Diary is a very good book that I recommend. I rate it near Invisible Monsters, Lullaby, somewhere below Survivor and Fight Club, but above Choke.
Today, the reader from Harrisburg finished Chuck's novel "Diary." The novel that never really convinced him was a diary, as it never stooped to that convention of writing in the first person. He read the awkward switching from third person to second person in Chuck's novel.
Your novel, Chuck.
Apparently, you are in some sort of ironic writer's coma. He is. You are. See how disconcerting this can be, carried out over 250 plus pages of his novel?
Your novel, Chuck?
If you removed all the third-to-second person clarification prose, this job drops an easy 50 pages. Take out all the adipose ramblings of subcutaneous fat and musculataure, which begin cute and end tedious, maybe we're down to a tight novella, Chuck. You are. He is.
In the middle, his novel picks up something resembling dramatic steam. He stayed the impulse to throw the book aside, half-read, Chuck. Your reader, the guy from Harrisburg. But nothing too awfully surprising happens on Waytansea Island. He, your reader, just waits and sees that you have some clever almost Nietzschean idea of eternal return and artistic hell. Did he, I mean you, Chuck, the writer of this poorly executed novel, intend some statement about artistic sacrifice? Or did he, you, I mean, intend just a good read? Because on the latter you failed, and on the former, you failed, and about the best I can summon is that you meant well, and you aren't Danielle Steele or that basic ilk.
My impression was that in picking up a Palahniuk novel, my first Palahniuk novel, his first Palahniuk novel -- your novel, Chuck -- I'd find crisp writing, challenging plot developments, and a refreshing, even bracing worldview.Read more ›
Most Recent Customer Reviews
Top ten favorites.
Took me a couple times reading it to follow entirely. It's odd, but the writing is wonderful. Palahnuik's best book.
Along with Survivor, my other favorite Palahniuk book. Friends are mystified that Fight Club is not number one. Read morePublished 1 month ago by Christina
I enjoyed this book and its unique structure. I've read many diary-based books before but this was different. The story kept me guessing right until the end. Read morePublished 1 month ago by Alexandra F.
After reading Palahniuk's latest, Beautiful You, and absolutely hating it and finding it insulting to me as both a reader and woman, I decided to read an earlier work that I had... Read morePublished 2 months ago by Pink Pearl
Chuck Palahniuk’s Diary is an interesting book. It’s a real downer – but, it is intriguing, weird, and, well, very interesting. Read morePublished 3 months ago by Nancy Goldberg Wilks

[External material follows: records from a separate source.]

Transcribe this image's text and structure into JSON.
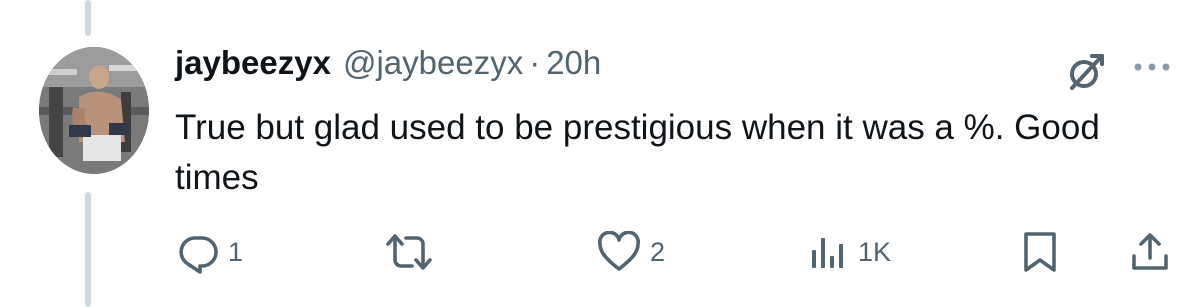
{
  "tweet": {
    "display_name": "jaybeezyx",
    "handle": "@jaybeezyx",
    "separator": "·",
    "timestamp": "20h",
    "text": "True but glad used to be prestigious when it was a %. Good times"
  },
  "actions": {
    "reply_count": "1",
    "retweet_count": "",
    "like_count": "2",
    "views_count": "1K"
  },
  "icons": {
    "grok": "grok-icon",
    "more": "more-icon",
    "reply": "reply-icon",
    "retweet": "retweet-icon",
    "like": "heart-icon",
    "views": "views-icon",
    "bookmark": "bookmark-icon",
    "share": "share-icon"
  },
  "colors": {
    "text_primary": "#0f1419",
    "text_secondary": "#536471",
    "thread_line": "#cfd9de",
    "background": "#ffffff"
  }
}
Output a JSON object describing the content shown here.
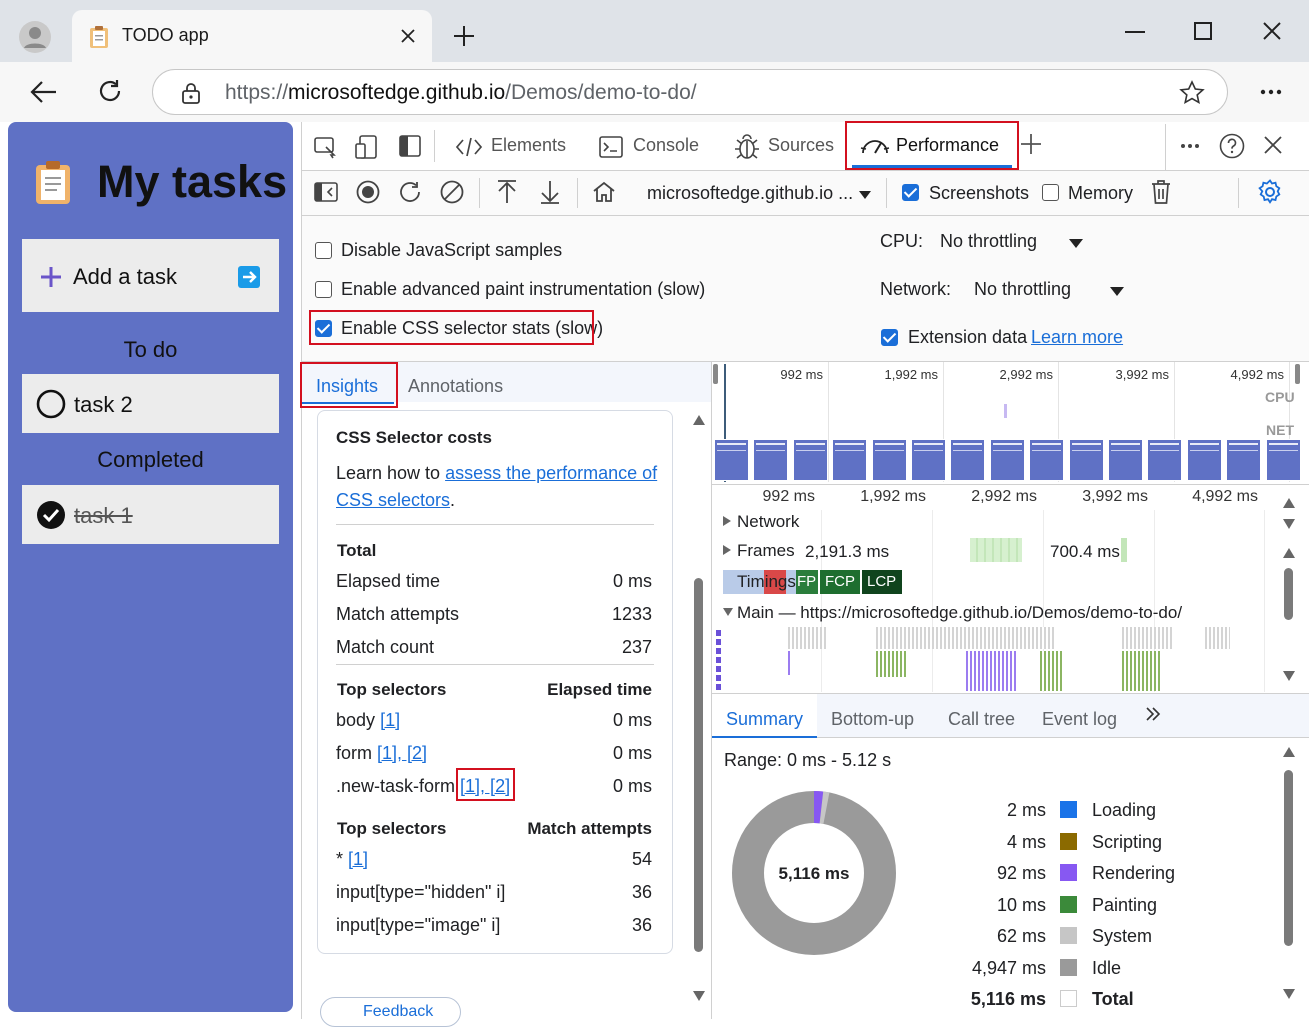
{
  "browser": {
    "tab_title": "TODO app",
    "url_scheme": "https://",
    "url_host": "microsoftedge.github.io",
    "url_path": "/Demos/demo-to-do/"
  },
  "app": {
    "title": "My tasks",
    "add_task_label": "Add a task",
    "todo_heading": "To do",
    "todo_items": [
      "task 2"
    ],
    "completed_heading": "Completed",
    "completed_items": [
      "task 1"
    ]
  },
  "devtools": {
    "tabs": [
      "Elements",
      "Console",
      "Sources",
      "Performance"
    ],
    "active_tab": "Performance",
    "target_select": "microsoftedge.github.io ...",
    "screenshots_label": "Screenshots",
    "memory_label": "Memory",
    "settings": {
      "disable_js_samples": "Disable JavaScript samples",
      "advanced_paint": "Enable advanced paint instrumentation (slow)",
      "css_selector_stats": "Enable CSS selector stats (slow)",
      "cpu_label": "CPU:",
      "cpu_value": "No throttling",
      "network_label": "Network:",
      "network_value": "No throttling",
      "extension_data": "Extension data",
      "learn_more": "Learn more"
    },
    "sidebar_tabs": [
      "Insights",
      "Annotations"
    ],
    "insight": {
      "title": "CSS Selector costs",
      "desc_prefix": "Learn how to ",
      "desc_link1": "assess the performance of",
      "desc_link2": "CSS selectors",
      "desc_suffix": ".",
      "total_heading": "Total",
      "stats": [
        {
          "label": "Elapsed time",
          "value": "0 ms"
        },
        {
          "label": "Match attempts",
          "value": "1233"
        },
        {
          "label": "Match count",
          "value": "237"
        }
      ],
      "top_selectors_heading": "Top selectors",
      "elapsed_heading": "Elapsed time",
      "elapsed_rows": [
        {
          "selector": "body",
          "refs": "[1]",
          "value": "0 ms"
        },
        {
          "selector": "form",
          "refs": "[1], [2]",
          "value": "0 ms"
        },
        {
          "selector": ".new-task-form",
          "refs": "[1], [2]",
          "value": "0 ms"
        }
      ],
      "match_heading": "Match attempts",
      "match_rows": [
        {
          "selector": "*",
          "refs": "[1]",
          "value": "54"
        },
        {
          "selector": "input[type=\"hidden\" i]",
          "refs": "",
          "value": "36"
        },
        {
          "selector": "input[type=\"image\" i]",
          "refs": "",
          "value": "36"
        }
      ],
      "feedback": "Feedback"
    },
    "overview_ticks": [
      "992 ms",
      "1,992 ms",
      "2,992 ms",
      "3,992 ms",
      "4,992 ms"
    ],
    "overview_labels": [
      "CPU",
      "NET"
    ],
    "timeline_ticks": [
      "992 ms",
      "1,992 ms",
      "2,992 ms",
      "3,992 ms",
      "4,992 ms"
    ],
    "tracks": {
      "network": "Network",
      "frames": "Frames",
      "frames_time1": "2,191.3 ms",
      "frames_time2": "700.4 ms",
      "timings": "Timings",
      "markers": [
        "FP",
        "FCP",
        "LCP"
      ],
      "main": "Main — https://microsoftedge.github.io/Demos/demo-to-do/"
    },
    "bottom_tabs": [
      "Summary",
      "Bottom-up",
      "Call tree",
      "Event log"
    ],
    "summary": {
      "range": "Range: 0 ms - 5.12 s",
      "center": "5,116 ms",
      "rows": [
        {
          "value": "2 ms",
          "label": "Loading",
          "color": "#1a73e8"
        },
        {
          "value": "4 ms",
          "label": "Scripting",
          "color": "#8b6a00"
        },
        {
          "value": "92 ms",
          "label": "Rendering",
          "color": "#8758f2"
        },
        {
          "value": "10 ms",
          "label": "Painting",
          "color": "#3b8a3a"
        },
        {
          "value": "62 ms",
          "label": "System",
          "color": "#c6c6c6"
        },
        {
          "value": "4,947 ms",
          "label": "Idle",
          "color": "#9a9a9a"
        },
        {
          "value": "5,116 ms",
          "label": "Total",
          "color": "#ffffff"
        }
      ]
    }
  }
}
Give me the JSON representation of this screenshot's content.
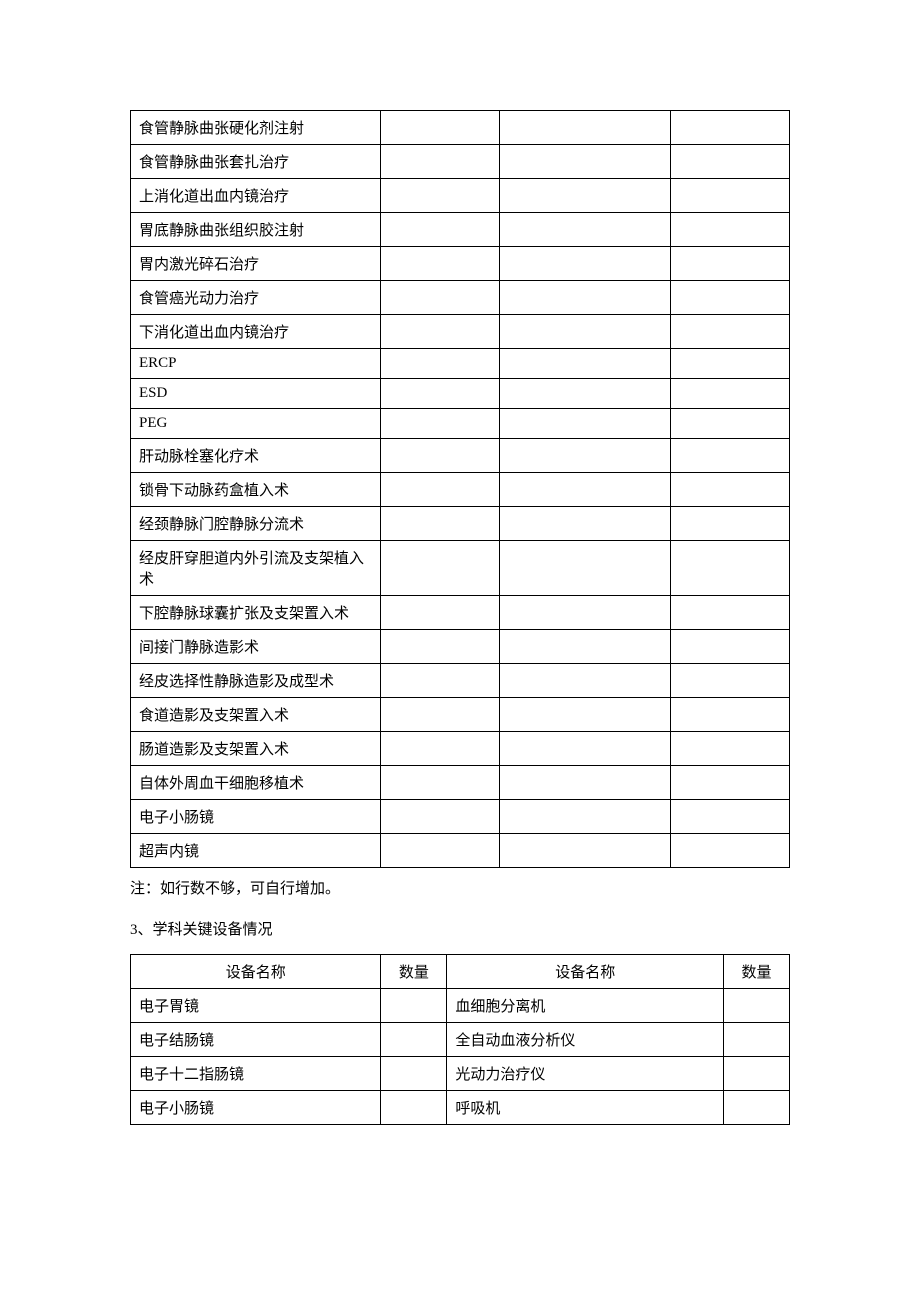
{
  "table1": {
    "rows": [
      {
        "name": "食管静脉曲张硬化剂注射",
        "c2": "",
        "c3": "",
        "c4": ""
      },
      {
        "name": "食管静脉曲张套扎治疗",
        "c2": "",
        "c3": "",
        "c4": ""
      },
      {
        "name": "上消化道出血内镜治疗",
        "c2": "",
        "c3": "",
        "c4": ""
      },
      {
        "name": "胃底静脉曲张组织胶注射",
        "c2": "",
        "c3": "",
        "c4": ""
      },
      {
        "name": "胃内激光碎石治疗",
        "c2": "",
        "c3": "",
        "c4": ""
      },
      {
        "name": "食管癌光动力治疗",
        "c2": "",
        "c3": "",
        "c4": ""
      },
      {
        "name": "下消化道出血内镜治疗",
        "c2": "",
        "c3": "",
        "c4": ""
      },
      {
        "name": "ERCP",
        "c2": "",
        "c3": "",
        "c4": ""
      },
      {
        "name": "ESD",
        "c2": "",
        "c3": "",
        "c4": ""
      },
      {
        "name": "PEG",
        "c2": "",
        "c3": "",
        "c4": ""
      },
      {
        "name": "肝动脉栓塞化疗术",
        "c2": "",
        "c3": "",
        "c4": ""
      },
      {
        "name": "锁骨下动脉药盒植入术",
        "c2": "",
        "c3": "",
        "c4": ""
      },
      {
        "name": "经颈静脉门腔静脉分流术",
        "c2": "",
        "c3": "",
        "c4": ""
      },
      {
        "name": "经皮肝穿胆道内外引流及支架植入术",
        "c2": "",
        "c3": "",
        "c4": ""
      },
      {
        "name": "下腔静脉球囊扩张及支架置入术",
        "c2": "",
        "c3": "",
        "c4": ""
      },
      {
        "name": "间接门静脉造影术",
        "c2": "",
        "c3": "",
        "c4": ""
      },
      {
        "name": "经皮选择性静脉造影及成型术",
        "c2": "",
        "c3": "",
        "c4": ""
      },
      {
        "name": "食道造影及支架置入术",
        "c2": "",
        "c3": "",
        "c4": ""
      },
      {
        "name": "肠道造影及支架置入术",
        "c2": "",
        "c3": "",
        "c4": ""
      },
      {
        "name": "自体外周血干细胞移植术",
        "c2": "",
        "c3": "",
        "c4": ""
      },
      {
        "name": "电子小肠镜",
        "c2": "",
        "c3": "",
        "c4": ""
      },
      {
        "name": "超声内镜",
        "c2": "",
        "c3": "",
        "c4": ""
      }
    ]
  },
  "note_text": "注：如行数不够，可自行增加。",
  "section3_title": "3、学科关键设备情况",
  "table2": {
    "headers": {
      "h1": "设备名称",
      "h2": "数量",
      "h3": "设备名称",
      "h4": "数量"
    },
    "rows": [
      {
        "name1": "电子胃镜",
        "qty1": "",
        "name2": "血细胞分离机",
        "qty2": ""
      },
      {
        "name1": "电子结肠镜",
        "qty1": "",
        "name2": "全自动血液分析仪",
        "qty2": ""
      },
      {
        "name1": "电子十二指肠镜",
        "qty1": "",
        "name2": "光动力治疗仪",
        "qty2": ""
      },
      {
        "name1": "电子小肠镜",
        "qty1": "",
        "name2": "呼吸机",
        "qty2": ""
      }
    ]
  }
}
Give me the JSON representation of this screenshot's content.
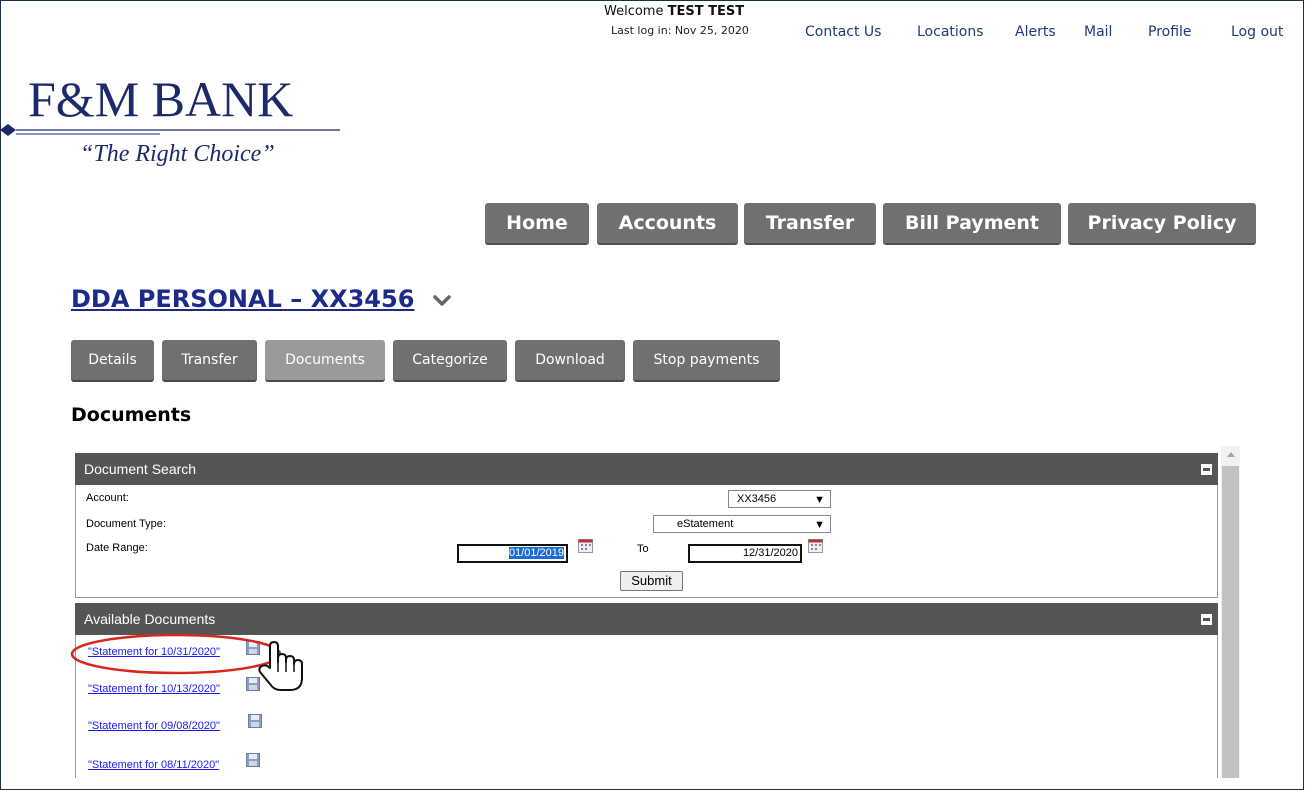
{
  "header": {
    "welcome_prefix": "Welcome",
    "user_name": "TEST TEST",
    "last_login": "Last log in: Nov 25, 2020",
    "links": [
      "Contact Us",
      "Locations",
      "Alerts",
      "Mail",
      "Profile",
      "Log out"
    ]
  },
  "logo": {
    "name": "F&M BANK",
    "tagline": "“The Right Choice”"
  },
  "main_nav": [
    "Home",
    "Accounts",
    "Transfer",
    "Bill Payment",
    "Privacy Policy"
  ],
  "account": {
    "title": "DDA PERSONAL – XX3456",
    "dropdown_icon": "chevron-down-icon"
  },
  "sub_tabs": [
    "Details",
    "Transfer",
    "Documents",
    "Categorize",
    "Download",
    "Stop payments"
  ],
  "active_sub_tab": "Documents",
  "page_heading": "Documents",
  "document_search": {
    "title": "Document Search",
    "account_label": "Account:",
    "account_value": "XX3456",
    "doc_type_label": "Document Type:",
    "doc_type_value": "eStatement",
    "date_range_label": "Date Range:",
    "date_from": "01/01/2019",
    "to_label": "To",
    "date_to": "12/31/2020",
    "submit_label": "Submit"
  },
  "available_documents": {
    "title": "Available Documents",
    "items": [
      "\"Statement for 10/31/2020\"",
      "\"Statement for 10/13/2020\"",
      "\"Statement for 09/08/2020\"",
      "\"Statement for 08/11/2020\""
    ]
  },
  "colors": {
    "nav_button": "#707070",
    "panel_header": "#555555",
    "account_title": "#1c2a8a",
    "link": "#1a1aff",
    "highlight": "#d9261c"
  }
}
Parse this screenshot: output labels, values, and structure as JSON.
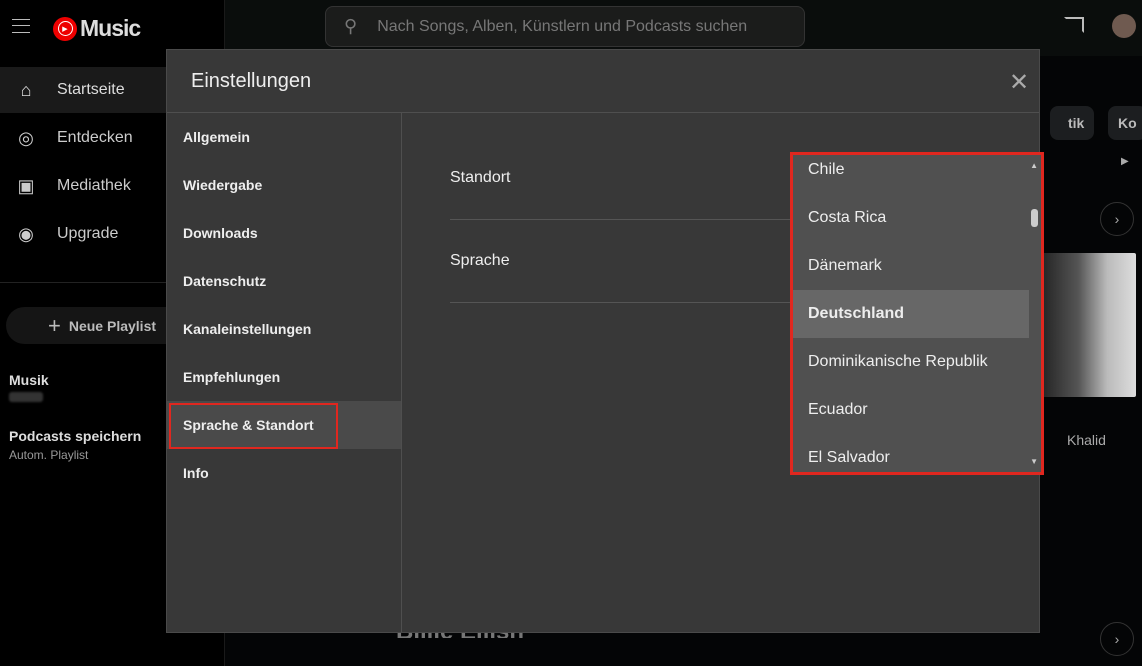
{
  "app": {
    "logo_text": "Music"
  },
  "search": {
    "placeholder": "Nach Songs, Alben, Künstlern und Podcasts suchen"
  },
  "sidebar": {
    "items": [
      {
        "label": "Startseite",
        "icon": "home-icon"
      },
      {
        "label": "Entdecken",
        "icon": "compass-icon"
      },
      {
        "label": "Mediathek",
        "icon": "library-icon"
      },
      {
        "label": "Upgrade",
        "icon": "upgrade-icon"
      }
    ],
    "new_playlist": "Neue Playlist",
    "playlists": [
      {
        "title": "Musik"
      },
      {
        "title": "Podcasts speichern",
        "subtitle": "Autom. Playlist"
      }
    ]
  },
  "background": {
    "chips": [
      "tik",
      "Ko"
    ],
    "artist_label": "Khalid",
    "bottom_title": "Billie Eilish"
  },
  "dialog": {
    "title": "Einstellungen",
    "menu": [
      "Allgemein",
      "Wiedergabe",
      "Downloads",
      "Datenschutz",
      "Kanaleinstellungen",
      "Empfehlungen",
      "Sprache & Standort",
      "Info"
    ],
    "active_menu": "Sprache & Standort",
    "rows": [
      "Standort",
      "Sprache"
    ],
    "dropdown": {
      "options": [
        "Chile",
        "Costa Rica",
        "Dänemark",
        "Deutschland",
        "Dominikanische Republik",
        "Ecuador",
        "El Salvador"
      ],
      "selected": "Deutschland"
    }
  },
  "colors": {
    "highlight": "#e0271f",
    "brand": "#ff0000"
  }
}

Never disappoints, I always wondered what she painted but I suppose that's why I love it so much, thank you chuck p. You will always be my favorite author.Published 4 months ago by .Audrey Chavez.